If it's not just simple surface grime, a more thorough cleaning would involve stripping the old varnish layer, and re-varnishing. You probably want to leave that job to a professional, especially if you're not sure whether or not the painting is varnished, or with what. To find a professional conservator, I'd suggest asking at museums and galleries in your area, or you might try

  #3   Report Bad Post  
Old 02-01-2000, 08:28 AM
sandyartist sandyartist is offline
Senior Member
Southern Shores, NC
Join Date: Jan 2000
Posts: 409
Hails from United States

Phyllis..relate to Greg that I have had a similar problem to conquer for a friend and I second the above response from Drew..acrylic, being basically plastic, is tough and resilient, but should be treated with care. The soap should be amild liquid such as Ivory..no detergents should be used; I also use a soft varnish brush in a circular motion to apply the soap solution, it can get into crivices and texture that the rag sometimes can't. Finish cleaning with a couple applications of clean water. Drew is right about the varnish, there are of course, different solvents for different varnishes..he will have to identify the type to know how to remove it. I also would leave that to a conservator with great technology to complete. Good luck!!
  #4   Report Bad Post  
Old 02-17-2000, 09:12 PM
llis llis is offline
A Local Legend
Join Date: Jan 1999
Posts: 7,135
Hails from United States

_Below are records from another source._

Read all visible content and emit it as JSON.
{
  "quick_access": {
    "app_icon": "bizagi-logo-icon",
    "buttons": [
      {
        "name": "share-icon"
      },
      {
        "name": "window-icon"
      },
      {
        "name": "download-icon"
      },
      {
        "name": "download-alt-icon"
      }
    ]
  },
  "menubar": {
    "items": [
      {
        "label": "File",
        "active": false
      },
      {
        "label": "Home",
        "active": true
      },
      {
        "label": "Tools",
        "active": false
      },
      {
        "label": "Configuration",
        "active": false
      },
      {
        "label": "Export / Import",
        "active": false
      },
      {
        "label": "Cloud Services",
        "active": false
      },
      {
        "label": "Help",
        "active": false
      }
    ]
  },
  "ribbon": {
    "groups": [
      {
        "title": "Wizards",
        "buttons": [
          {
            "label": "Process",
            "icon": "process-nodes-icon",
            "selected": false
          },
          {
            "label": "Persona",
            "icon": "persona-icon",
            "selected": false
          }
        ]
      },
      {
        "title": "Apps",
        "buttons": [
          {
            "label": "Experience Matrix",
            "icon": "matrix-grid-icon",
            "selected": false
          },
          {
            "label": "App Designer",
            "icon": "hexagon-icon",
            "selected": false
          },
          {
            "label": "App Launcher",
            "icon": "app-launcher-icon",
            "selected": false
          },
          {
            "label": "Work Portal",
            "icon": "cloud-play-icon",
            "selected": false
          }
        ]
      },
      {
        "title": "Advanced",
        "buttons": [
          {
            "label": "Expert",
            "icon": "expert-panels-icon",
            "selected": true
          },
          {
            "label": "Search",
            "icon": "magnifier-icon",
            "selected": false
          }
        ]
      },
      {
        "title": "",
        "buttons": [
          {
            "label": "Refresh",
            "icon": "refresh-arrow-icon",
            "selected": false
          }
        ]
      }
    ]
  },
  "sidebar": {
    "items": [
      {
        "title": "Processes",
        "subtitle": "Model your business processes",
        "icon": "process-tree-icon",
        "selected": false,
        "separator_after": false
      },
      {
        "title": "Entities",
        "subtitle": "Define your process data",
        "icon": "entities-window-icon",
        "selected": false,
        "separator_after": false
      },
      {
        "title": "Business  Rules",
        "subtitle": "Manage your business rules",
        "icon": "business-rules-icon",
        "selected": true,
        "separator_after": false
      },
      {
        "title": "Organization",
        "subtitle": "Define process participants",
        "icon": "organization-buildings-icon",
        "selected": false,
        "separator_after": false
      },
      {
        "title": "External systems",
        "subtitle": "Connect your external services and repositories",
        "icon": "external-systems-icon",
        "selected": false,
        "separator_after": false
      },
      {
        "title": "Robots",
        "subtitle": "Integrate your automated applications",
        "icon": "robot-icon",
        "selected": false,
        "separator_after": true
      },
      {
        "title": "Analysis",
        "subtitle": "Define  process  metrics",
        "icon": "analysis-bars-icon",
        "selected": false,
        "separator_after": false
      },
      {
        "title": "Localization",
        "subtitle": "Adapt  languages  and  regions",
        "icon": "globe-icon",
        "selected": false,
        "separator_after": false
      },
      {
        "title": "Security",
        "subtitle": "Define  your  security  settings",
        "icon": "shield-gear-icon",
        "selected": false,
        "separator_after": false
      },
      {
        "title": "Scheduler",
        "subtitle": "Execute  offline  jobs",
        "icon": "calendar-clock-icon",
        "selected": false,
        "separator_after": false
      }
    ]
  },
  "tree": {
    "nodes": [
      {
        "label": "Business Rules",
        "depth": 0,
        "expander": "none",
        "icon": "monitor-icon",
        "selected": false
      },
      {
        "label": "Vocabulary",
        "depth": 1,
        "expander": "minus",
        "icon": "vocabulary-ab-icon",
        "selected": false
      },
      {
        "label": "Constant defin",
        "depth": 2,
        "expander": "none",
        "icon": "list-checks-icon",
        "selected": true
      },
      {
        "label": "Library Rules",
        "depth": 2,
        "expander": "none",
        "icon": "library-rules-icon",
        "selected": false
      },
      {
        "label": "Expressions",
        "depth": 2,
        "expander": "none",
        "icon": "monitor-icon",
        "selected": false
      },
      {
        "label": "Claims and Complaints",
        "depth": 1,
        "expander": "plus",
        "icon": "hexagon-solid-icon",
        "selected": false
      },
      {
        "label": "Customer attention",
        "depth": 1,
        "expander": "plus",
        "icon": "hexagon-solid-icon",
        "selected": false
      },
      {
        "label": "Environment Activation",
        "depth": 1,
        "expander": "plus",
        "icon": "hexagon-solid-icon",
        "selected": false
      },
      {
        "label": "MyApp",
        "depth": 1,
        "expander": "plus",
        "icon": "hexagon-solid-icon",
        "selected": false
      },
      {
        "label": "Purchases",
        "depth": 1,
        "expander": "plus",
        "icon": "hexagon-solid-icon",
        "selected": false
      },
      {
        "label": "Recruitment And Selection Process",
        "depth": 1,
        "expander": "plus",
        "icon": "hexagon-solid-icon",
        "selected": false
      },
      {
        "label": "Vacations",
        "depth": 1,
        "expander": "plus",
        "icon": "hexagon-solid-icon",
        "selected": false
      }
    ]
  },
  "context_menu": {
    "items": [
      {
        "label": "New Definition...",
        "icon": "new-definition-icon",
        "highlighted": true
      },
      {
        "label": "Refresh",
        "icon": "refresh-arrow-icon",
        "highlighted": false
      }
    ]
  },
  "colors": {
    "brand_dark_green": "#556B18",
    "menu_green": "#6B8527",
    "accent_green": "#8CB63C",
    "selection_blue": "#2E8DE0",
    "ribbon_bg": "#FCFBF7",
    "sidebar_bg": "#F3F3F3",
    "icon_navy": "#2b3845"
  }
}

I don't know if you will remember me but this is greg, The guy who wanted the info for cleaning a dirty painting. I e-mailed my friend in Houston and she cleaned the acrylic painting just beautiful. I gave you guys all the credit. Thankyou llis, Drew Davies and Sandy.
Some day I will join your club. I am an artist in Pennsylvania. I do a lot of Murals of any subject I'm hired for. I would love to talk to all of you someday.
thankyou, Greg...

copy of Thankyou e note
  #5   Report Bad Post  
Old 04-04-2009, 12:49 PM
LilyTatsuko LilyTatsuko is offline
New Member
Join Date: Apr 2009
Posts: 1
Unhappy Re: How to Restore Oil Paintings

Hi I am a new member. I am currently trying to help my grandmother restore 1 of her old oil paintings. She had given this painting to her son, and the painting had been lost. When my grandmother asked about this painting he had to go find it. This painting has been really damaged. The damage kinda looks like it has substained whether damage. My grandmother says that it was wind, water, and dust. The whole painting is covered in dust. The oil paints on the canvas have cracked, and it is showing some mold on the back. Is there anything I can do to save this painting. It really means a lot to her, and I want to help her with this situation.
  #6   Report Bad Post  
Old 04-04-2009, 04:14 PM
Mark Sheeky's Avatar
Mark Sheeky Mark Sheeky is offline
Veteran Member
Cheshire, UK
Join Date: Oct 2007
Posts: 803
Hails from United Kingdom
Re: How to Restore Oil Paintings

It might be fixable. It might not. You need to find a professional restorer and show the painting to him/her.

Please visit my website: www.marksheeky.com
My Twitter profile is: @marksheeky
My Facebook page is www.facebook.com/msheeky

Posting Rules
You may not post new threads
You may not post replies
You may not post attachments
You may not edit your posts

vB code is On
Smilies are On
[IMG] code is On
HTML code is Off
Forum Jump

All times are GMT -4. The time now is 02:22 PM.

© 2014 F+W All rights reserved.